+++ Records to process +++
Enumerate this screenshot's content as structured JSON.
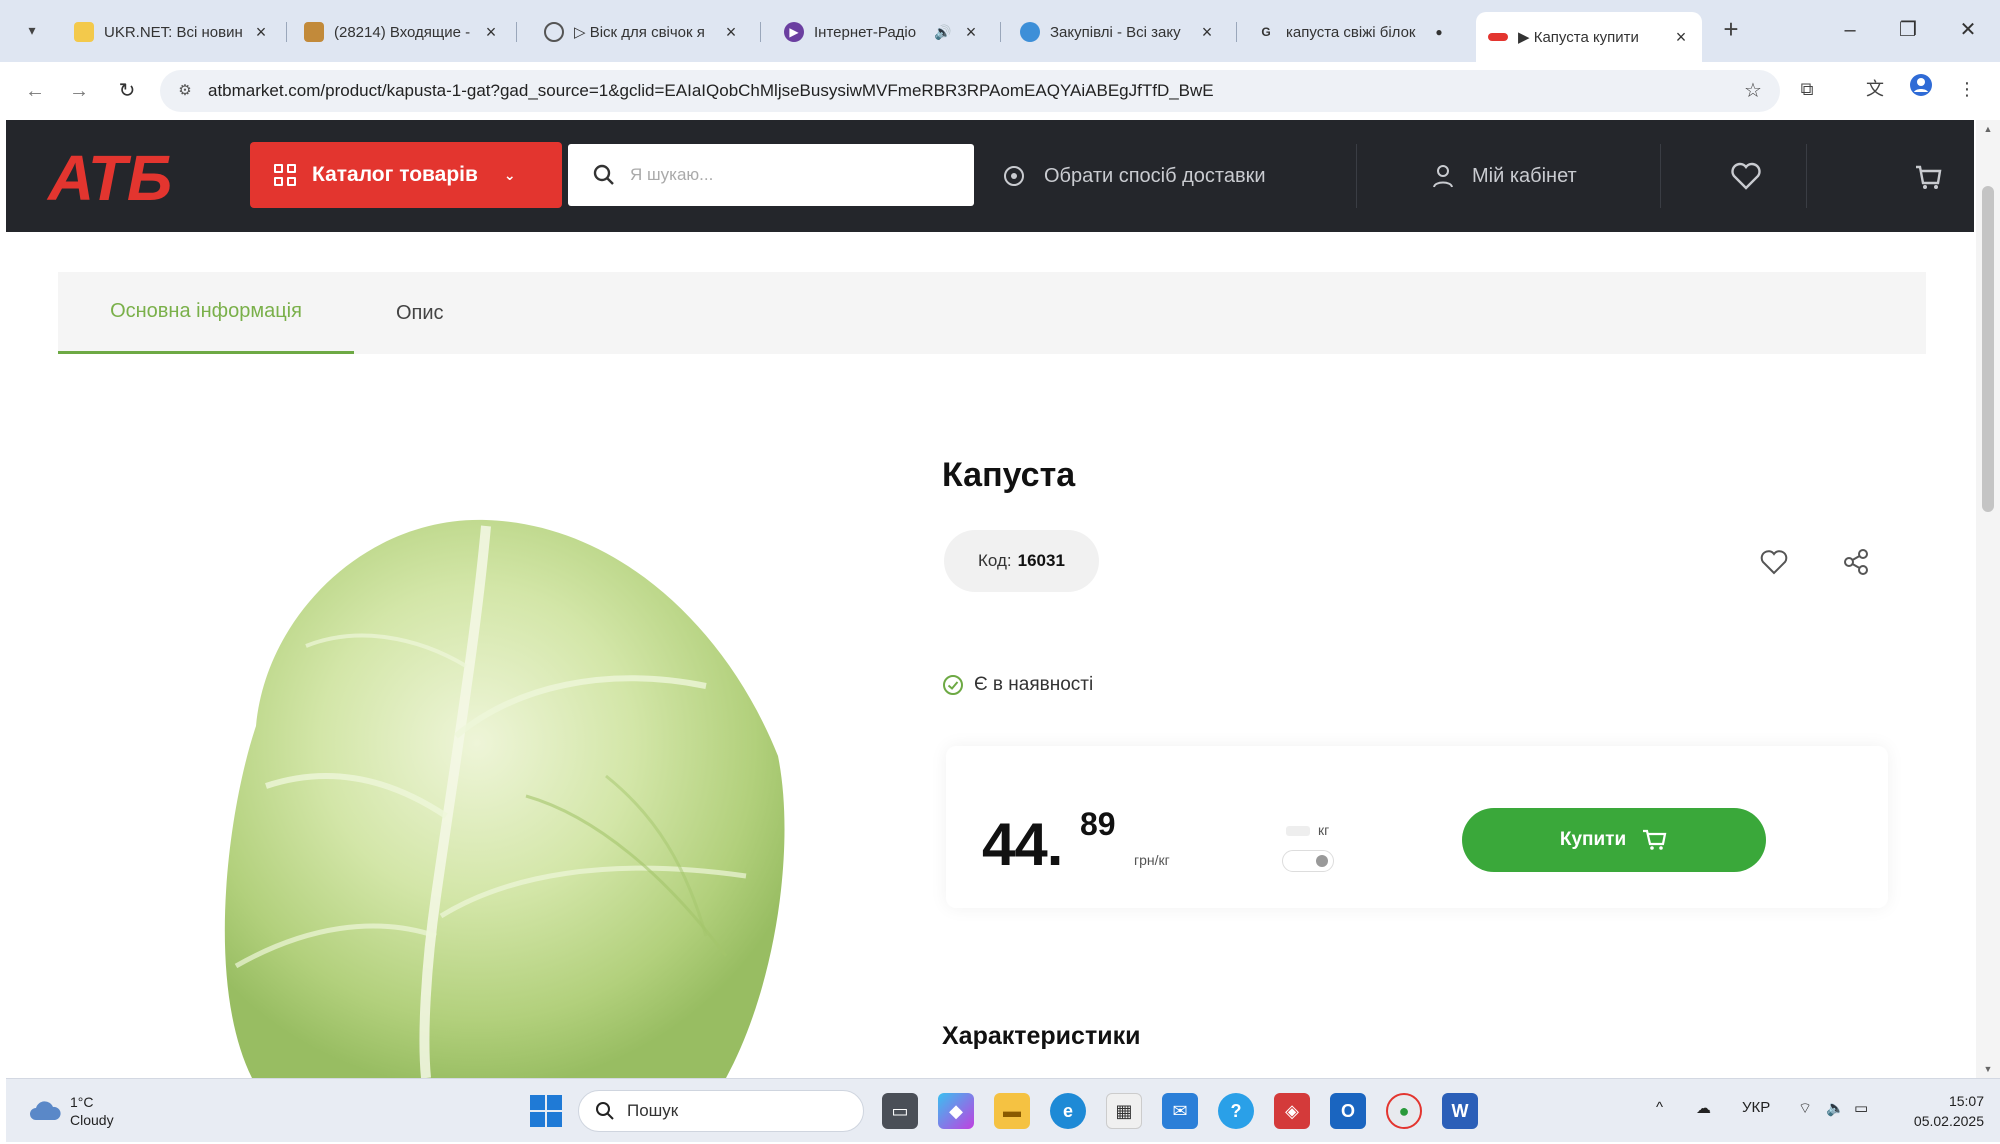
{
  "browser": {
    "tabs": [
      {
        "title": "UKR.NET: Всі новин",
        "active": false
      },
      {
        "title": "(28214) Входящие -",
        "active": false
      },
      {
        "title": "▷ Віск для свічок я",
        "active": false
      },
      {
        "title": "Інтернет-Радіо",
        "active": false
      },
      {
        "title": "Закупівлі - Всі заку",
        "active": false
      },
      {
        "title": "капуста свіжі білок",
        "active": false
      },
      {
        "title": "▶ Капуста купити",
        "active": true
      }
    ],
    "url": "atbmarket.com/product/kapusta-1-gat?gad_source=1&gclid=EAIaIQobChMljseBusysiwMVFmeRBR3RPAomEAQYAiABEgJfTfD_BwE"
  },
  "header": {
    "logo_text": "АТБ",
    "catalog_label": "Каталог товарів",
    "search_placeholder": "Я шукаю...",
    "delivery_label": "Обрати спосіб доставки",
    "account_label": "Мій кабінет"
  },
  "page_tabs": [
    {
      "label": "Основна інформація",
      "active": true
    },
    {
      "label": "Опис",
      "active": false
    }
  ],
  "product": {
    "title": "Капуста",
    "code_label": "Код:",
    "code_value": "16031",
    "stock_label": "Є в наявності",
    "price_int": "44.",
    "price_dec": "89",
    "price_unit": "грн/кг",
    "unit_toggle_label": "кг",
    "buy_label": "Купити",
    "characteristics_title": "Характеристики"
  },
  "taskbar": {
    "weather_temp": "1°C",
    "weather_desc": "Cloudy",
    "search_placeholder": "Пошук",
    "lang": "УКР",
    "time": "15:07",
    "date": "05.02.2025"
  },
  "colors": {
    "brand_red": "#e3352f",
    "header_dark": "#24262b",
    "accent_green": "#3aa83a",
    "tab_active_green": "#7ab04a"
  }
}
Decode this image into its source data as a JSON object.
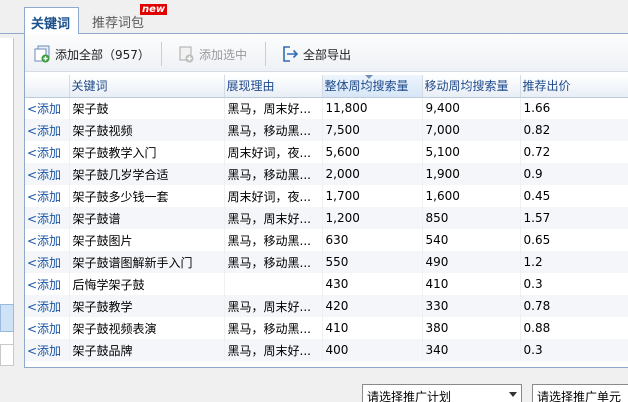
{
  "tabs": [
    {
      "label": "关键词"
    },
    {
      "label": "推荐词包"
    }
  ],
  "badge": "new",
  "toolbar": {
    "add_all_label": "添加全部（957）",
    "add_selected_label": "添加选中",
    "export_all_label": "全部导出"
  },
  "columns": [
    "关键词",
    "展现理由",
    "整体周均搜索量",
    "移动周均搜索量",
    "推荐出价"
  ],
  "row_action": "<添加",
  "rows": [
    {
      "keyword": "架子鼓",
      "reason": "黑马，周末好...",
      "overall": "11,800",
      "mobile": "9,400",
      "bid": "1.66"
    },
    {
      "keyword": "架子鼓视频",
      "reason": "黑马，移动黑...",
      "overall": "7,500",
      "mobile": "7,000",
      "bid": "0.82"
    },
    {
      "keyword": "架子鼓教学入门",
      "reason": "周末好词，夜...",
      "overall": "5,600",
      "mobile": "5,100",
      "bid": "0.72"
    },
    {
      "keyword": "架子鼓几岁学合适",
      "reason": "黑马，移动黑...",
      "overall": "2,000",
      "mobile": "1,900",
      "bid": "0.9"
    },
    {
      "keyword": "架子鼓多少钱一套",
      "reason": "周末好词，夜...",
      "overall": "1,700",
      "mobile": "1,600",
      "bid": "0.45"
    },
    {
      "keyword": "架子鼓谱",
      "reason": "黑马，周末好...",
      "overall": "1,200",
      "mobile": "850",
      "bid": "1.57"
    },
    {
      "keyword": "架子鼓图片",
      "reason": "黑马，移动黑...",
      "overall": "630",
      "mobile": "540",
      "bid": "0.65"
    },
    {
      "keyword": "架子鼓谱图解新手入门",
      "reason": "黑马，移动黑...",
      "overall": "550",
      "mobile": "490",
      "bid": "1.2"
    },
    {
      "keyword": "后悔学架子鼓",
      "reason": "",
      "overall": "430",
      "mobile": "410",
      "bid": "0.3"
    },
    {
      "keyword": "架子鼓教学",
      "reason": "黑马，周末好...",
      "overall": "420",
      "mobile": "330",
      "bid": "0.78"
    },
    {
      "keyword": "架子鼓视频表演",
      "reason": "黑马，移动黑...",
      "overall": "410",
      "mobile": "380",
      "bid": "0.88"
    },
    {
      "keyword": "架子鼓品牌",
      "reason": "黑马，周末好...",
      "overall": "400",
      "mobile": "340",
      "bid": "0.3"
    }
  ],
  "bottom": {
    "plan_select": "请选择推广计划",
    "unit_select": "请选择推广单元"
  },
  "icons": {
    "add_all": "add-all-icon",
    "add_selected": "add-selected-icon",
    "export": "export-icon"
  },
  "colors": {
    "accent": "#1a55a6",
    "badge": "#e00000"
  }
}
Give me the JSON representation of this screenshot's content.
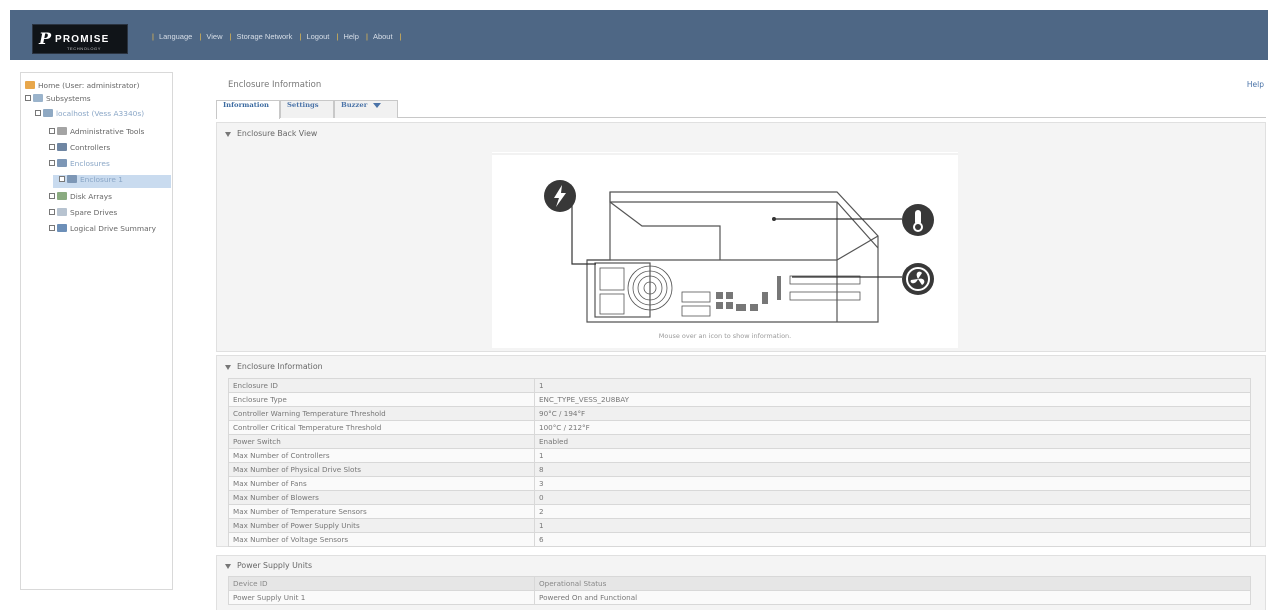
{
  "header": {
    "logo_text": "PROMISE",
    "logo_sub": "TECHNOLOGY",
    "nav": [
      "Language",
      "View",
      "Storage Network",
      "Logout",
      "Help",
      "About"
    ]
  },
  "tree": {
    "items": [
      {
        "label": "Home (User: administrator)",
        "icon": "home-icon"
      },
      {
        "label": "Subsystems",
        "icon": "subsystems-icon"
      },
      {
        "label": "localhost (Vess A3340s)",
        "icon": "server-icon"
      },
      {
        "label": "Administrative Tools",
        "icon": "tools-icon"
      },
      {
        "label": "Controllers",
        "icon": "controller-icon"
      },
      {
        "label": "Enclosures",
        "icon": "enclosure-icon"
      },
      {
        "label": "Enclosure 1",
        "icon": "enclosure-icon"
      },
      {
        "label": "Disk Arrays",
        "icon": "disk-array-icon"
      },
      {
        "label": "Spare Drives",
        "icon": "spare-drive-icon"
      },
      {
        "label": "Logical Drive Summary",
        "icon": "logical-drive-icon"
      }
    ]
  },
  "page": {
    "title": "Enclosure Information",
    "help": "Help",
    "tabs": [
      "Information",
      "Settings",
      "Buzzer"
    ]
  },
  "back_view": {
    "heading": "Enclosure Back View",
    "hint": "Mouse over an icon to show information.",
    "icons": [
      "power-icon",
      "thermometer-icon",
      "fan-icon"
    ]
  },
  "enclosure_info": {
    "heading": "Enclosure Information",
    "rows": [
      [
        "Enclosure ID",
        "1"
      ],
      [
        "Enclosure Type",
        "ENC_TYPE_VESS_2U8BAY"
      ],
      [
        "Controller Warning Temperature Threshold",
        "90°C / 194°F"
      ],
      [
        "Controller Critical Temperature Threshold",
        "100°C / 212°F"
      ],
      [
        "Power Switch",
        "Enabled"
      ],
      [
        "Max Number of Controllers",
        "1"
      ],
      [
        "Max Number of Physical Drive Slots",
        "8"
      ],
      [
        "Max Number of Fans",
        "3"
      ],
      [
        "Max Number of Blowers",
        "0"
      ],
      [
        "Max Number of Temperature Sensors",
        "2"
      ],
      [
        "Max Number of Power Supply Units",
        "1"
      ],
      [
        "Max Number of Voltage Sensors",
        "6"
      ]
    ]
  },
  "power_supply": {
    "heading": "Power Supply Units",
    "columns": [
      "Device ID",
      "Operational Status"
    ],
    "rows": [
      [
        "Power Supply Unit 1",
        "Powered On and Functional"
      ]
    ]
  }
}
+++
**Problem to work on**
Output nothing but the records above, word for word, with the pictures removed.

**Solution**
Enumerate this screenshot's content as structured JSON.
{
  "browser": {
    "tabs": [
      {
        "title": "UKR.NET: Всі новин",
        "active": false
      },
      {
        "title": "(28214) Входящие -",
        "active": false
      },
      {
        "title": "▷ Віск для свічок я",
        "active": false
      },
      {
        "title": "Інтернет-Радіо",
        "active": false
      },
      {
        "title": "Закупівлі - Всі заку",
        "active": false
      },
      {
        "title": "капуста свіжі білок",
        "active": false
      },
      {
        "title": "▶ Капуста купити",
        "active": true
      }
    ],
    "url": "atbmarket.com/product/kapusta-1-gat?gad_source=1&gclid=EAIaIQobChMljseBusysiwMVFmeRBR3RPAomEAQYAiABEgJfTfD_BwE"
  },
  "header": {
    "logo_text": "АТБ",
    "catalog_label": "Каталог товарів",
    "search_placeholder": "Я шукаю...",
    "delivery_label": "Обрати спосіб доставки",
    "account_label": "Мій кабінет"
  },
  "page_tabs": [
    {
      "label": "Основна інформація",
      "active": true
    },
    {
      "label": "Опис",
      "active": false
    }
  ],
  "product": {
    "title": "Капуста",
    "code_label": "Код:",
    "code_value": "16031",
    "stock_label": "Є в наявності",
    "price_int": "44.",
    "price_dec": "89",
    "price_unit": "грн/кг",
    "unit_toggle_label": "кг",
    "buy_label": "Купити",
    "characteristics_title": "Характеристики"
  },
  "taskbar": {
    "weather_temp": "1°C",
    "weather_desc": "Cloudy",
    "search_placeholder": "Пошук",
    "lang": "УКР",
    "time": "15:07",
    "date": "05.02.2025"
  },
  "colors": {
    "brand_red": "#e3352f",
    "header_dark": "#24262b",
    "accent_green": "#3aa83a",
    "tab_active_green": "#7ab04a"
  }
}
Decode this image into its source data as a JSON object.
{
  "tabs": [
    {
      "label": "关键词"
    },
    {
      "label": "推荐词包"
    }
  ],
  "badge": "new",
  "toolbar": {
    "add_all_label": "添加全部（957）",
    "add_selected_label": "添加选中",
    "export_all_label": "全部导出"
  },
  "columns": [
    "关键词",
    "展现理由",
    "整体周均搜索量",
    "移动周均搜索量",
    "推荐出价"
  ],
  "row_action": "<添加",
  "rows": [
    {
      "keyword": "架子鼓",
      "reason": "黑马，周末好...",
      "overall": "11,800",
      "mobile": "9,400",
      "bid": "1.66"
    },
    {
      "keyword": "架子鼓视频",
      "reason": "黑马，移动黑...",
      "overall": "7,500",
      "mobile": "7,000",
      "bid": "0.82"
    },
    {
      "keyword": "架子鼓教学入门",
      "reason": "周末好词，夜...",
      "overall": "5,600",
      "mobile": "5,100",
      "bid": "0.72"
    },
    {
      "keyword": "架子鼓几岁学合适",
      "reason": "黑马，移动黑...",
      "overall": "2,000",
      "mobile": "1,900",
      "bid": "0.9"
    },
    {
      "keyword": "架子鼓多少钱一套",
      "reason": "周末好词，夜...",
      "overall": "1,700",
      "mobile": "1,600",
      "bid": "0.45"
    },
    {
      "keyword": "架子鼓谱",
      "reason": "黑马，周末好...",
      "overall": "1,200",
      "mobile": "850",
      "bid": "1.57"
    },
    {
      "keyword": "架子鼓图片",
      "reason": "黑马，移动黑...",
      "overall": "630",
      "mobile": "540",
      "bid": "0.65"
    },
    {
      "keyword": "架子鼓谱图解新手入门",
      "reason": "黑马，移动黑...",
      "overall": "550",
      "mobile": "490",
      "bid": "1.2"
    },
    {
      "keyword": "后悔学架子鼓",
      "reason": "",
      "overall": "430",
      "mobile": "410",
      "bid": "0.3"
    },
    {
      "keyword": "架子鼓教学",
      "reason": "黑马，周末好...",
      "overall": "420",
      "mobile": "330",
      "bid": "0.78"
    },
    {
      "keyword": "架子鼓视频表演",
      "reason": "黑马，移动黑...",
      "overall": "410",
      "mobile": "380",
      "bid": "0.88"
    },
    {
      "keyword": "架子鼓品牌",
      "reason": "黑马，周末好...",
      "overall": "400",
      "mobile": "340",
      "bid": "0.3"
    }
  ],
  "bottom": {
    "plan_select": "请选择推广计划",
    "unit_select": "请选择推广单元"
  },
  "icons": {
    "add_all": "add-all-icon",
    "add_selected": "add-selected-icon",
    "export": "export-icon"
  },
  "colors": {
    "accent": "#1a55a6",
    "badge": "#e00000"
  }
}
Give me the JSON representation of this screenshot's content.
{
  "header": {
    "logo_text": "PROMISE",
    "logo_sub": "TECHNOLOGY",
    "nav": [
      "Language",
      "View",
      "Storage Network",
      "Logout",
      "Help",
      "About"
    ]
  },
  "tree": {
    "items": [
      {
        "label": "Home (User: administrator)",
        "icon": "home-icon"
      },
      {
        "label": "Subsystems",
        "icon": "subsystems-icon"
      },
      {
        "label": "localhost (Vess A3340s)",
        "icon": "server-icon"
      },
      {
        "label": "Administrative Tools",
        "icon": "tools-icon"
      },
      {
        "label": "Controllers",
        "icon": "controller-icon"
      },
      {
        "label": "Enclosures",
        "icon": "enclosure-icon"
      },
      {
        "label": "Enclosure 1",
        "icon": "enclosure-icon"
      },
      {
        "label": "Disk Arrays",
        "icon": "disk-array-icon"
      },
      {
        "label": "Spare Drives",
        "icon": "spare-drive-icon"
      },
      {
        "label": "Logical Drive Summary",
        "icon": "logical-drive-icon"
      }
    ]
  },
  "page": {
    "title": "Enclosure Information",
    "help": "Help",
    "tabs": [
      "Information",
      "Settings",
      "Buzzer"
    ]
  },
  "back_view": {
    "heading": "Enclosure Back View",
    "hint": "Mouse over an icon to show information.",
    "icons": [
      "power-icon",
      "thermometer-icon",
      "fan-icon"
    ]
  },
  "enclosure_info": {
    "heading": "Enclosure Information",
    "rows": [
      [
        "Enclosure ID",
        "1"
      ],
      [
        "Enclosure Type",
        "ENC_TYPE_VESS_2U8BAY"
      ],
      [
        "Controller Warning Temperature Threshold",
        "90°C / 194°F"
      ],
      [
        "Controller Critical Temperature Threshold",
        "100°C / 212°F"
      ],
      [
        "Power Switch",
        "Enabled"
      ],
      [
        "Max Number of Controllers",
        "1"
      ],
      [
        "Max Number of Physical Drive Slots",
        "8"
      ],
      [
        "Max Number of Fans",
        "3"
      ],
      [
        "Max Number of Blowers",
        "0"
      ],
      [
        "Max Number of Temperature Sensors",
        "2"
      ],
      [
        "Max Number of Power Supply Units",
        "1"
      ],
      [
        "Max Number of Voltage Sensors",
        "6"
      ]
    ]
  },
  "power_supply": {
    "heading": "Power Supply Units",
    "columns": [
      "Device ID",
      "Operational Status"
    ],
    "rows": [
      [
        "Power Supply Unit 1",
        "Powered On and Functional"
      ]
    ]
  }
}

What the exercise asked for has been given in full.